As acne vulgaris (AV) and rosacea are commonly encountered in clinical practice, dermatologists manage patients by incorporating what they learned upfront during training, and later from respected educators, from reading the literature, and from what they have observed and experienced. Nevertheless, it is important to be open to new concepts about pathophysiology that may stimulate us to adjust our therapeutic approach and to critically evaluate more current research on therapeutic options and management. At each step along the journey, I encourage my colleagues to not accept new information as absolute fact, but to update our understanding of chronic diseases like acne and rosacea in a thoughtful manner and to adjust our approaches to management with a watchful and critical eye. In this era where the concept of evidence-based medicine is inexorably shoved upon us by academicians and education specialists in â€œivory towersâ€, we must recognize that even the most well-designed studies report outcomes that later on do not match with â€œreal worldâ€ experience. Disappointing therapeutic outcomes or unforeseen adverse events emerge in the clinic setting with more widespread use. One reason for this is the large jump that is made from the restricted population of subjects enrolled in clinical trials to â€œreal world practiceâ€ where there is a larger volume of patients including â€œall comersâ€ without exclusions. The restrictions imparted within clinical trials include the limitations of study design with inclusion and exclusion criteria, variability in grading outcomes among different investigators, and differences in assessment parameters (ie, severity ratings, grading of improvement, and study endpoints). Well-designed clinical studies undoubtedly provide very valuable and relevant information, and we need more of these to help us answer some important questions in areas where we have little or no good data. However, with â€œholesâ€ in the evidence that are based on the inherent limitations of studies, it is ultimately up to the clinician to blend and extrapolate from both research results and their own clinical experience in order to optimize therapeutic results. In the end, the treatment of a patient is always our â€œbest educated guessâ€ coordinated with the medical and psychosocial needs of the individual patient.
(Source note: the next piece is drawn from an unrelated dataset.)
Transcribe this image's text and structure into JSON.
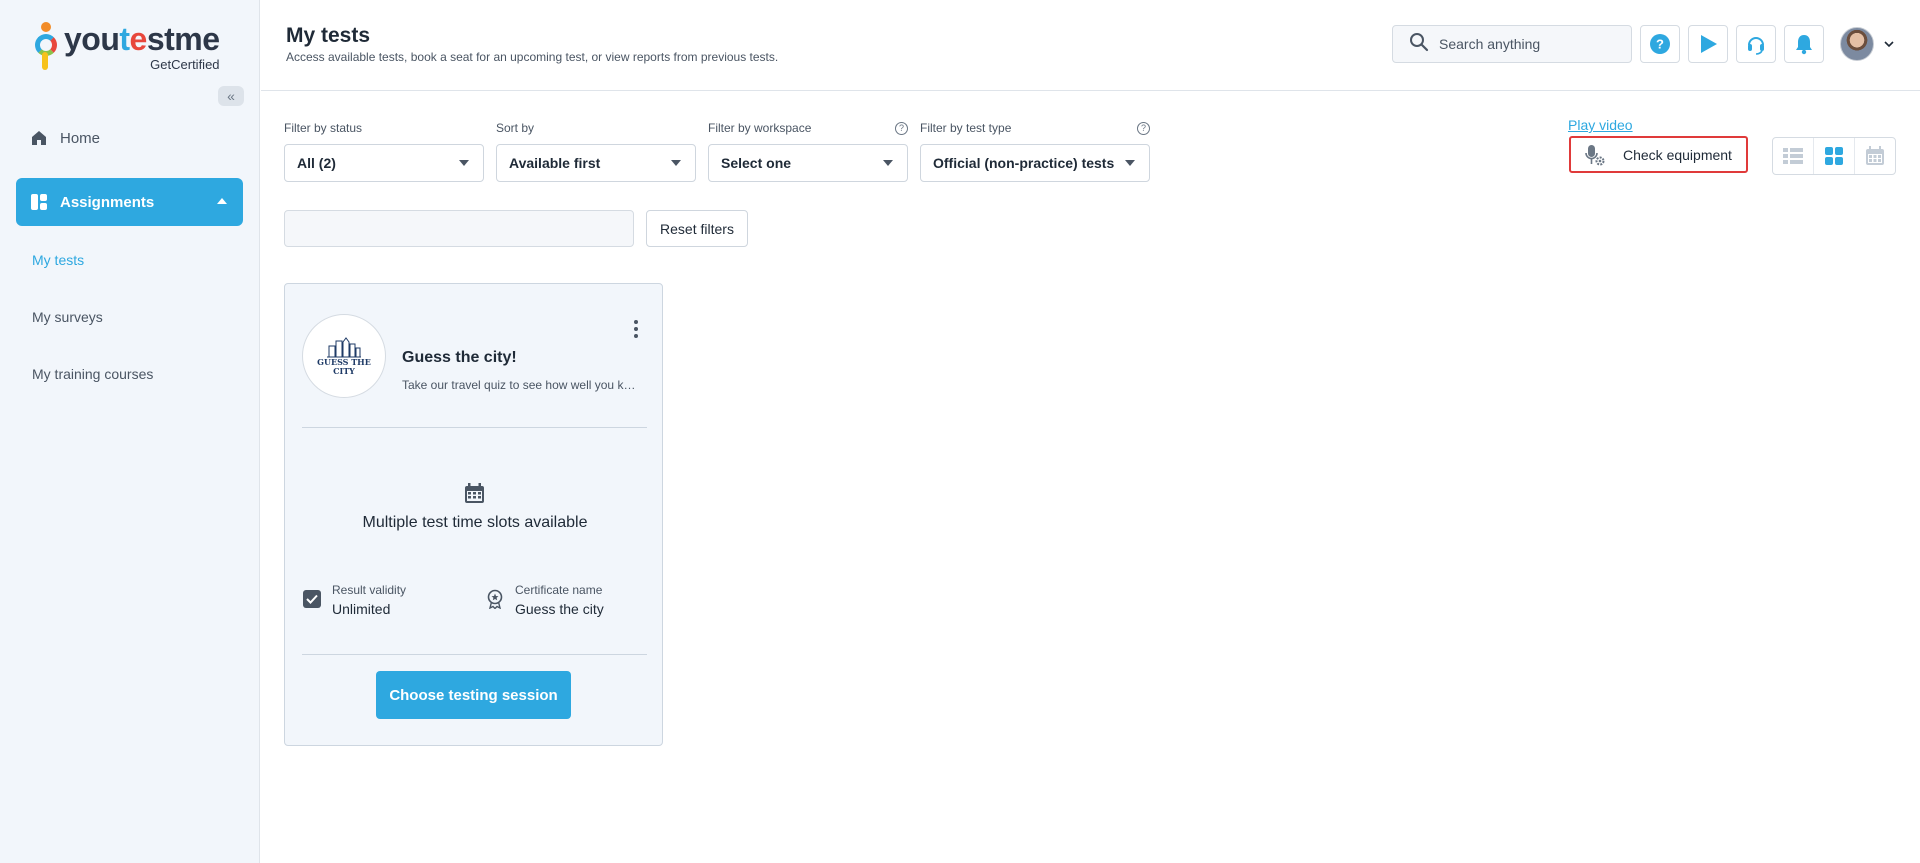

This JDD issue, in my mind, is a â€œhall of fameâ€ special topics collection of articles, especially the group covering AV.
The article by Zanglein et al discusses overall favorable results achieved with using a â€œfull court pressâ€ for moderate to severe facial AV, incorporating once daily use of three products: a benzoyl peroxide (BP) 6% cleanser (cloth) previously shown to be efficacious and to reduce Propionibacterium acnes, topical clindamycin phosphate 1.2%-tretinoin 0.025% gel, and weight-based oral minocycline therapy (1 mg/kg/day extended-release tablet).1,2 Eichenfield et al report on study outcomes in preadolescent patients with facial AV (age range, 9 to 11 years) treated with adapalene 0.1%-BP 2.5% gel once daily, which led to recent approval by the Food and Drug Administration (FDA) in this age group. This is significant as there is a conspicuous absence of FDA-approved therapies for AV in patients <12 years of age. The four-decade history of topical tretinoin, the first FDA-approved topical retinoid, is reviewed by Baldwin, who walks us through the journey completed by this major advance in dermatology. The article discusses modes of action and its therapeutic â€œcareerâ€ using different vehicle formulations. Clinical studies evaluating truncal AV are very limited. Hence, the article by Kimball et al is important to clinicians with outcomes reported with the oral contraceptive drospirenone/ethinyl estradiol for truncal AV in women. In this study, favorable results were noted in lesion reductions and by investigator global assessment.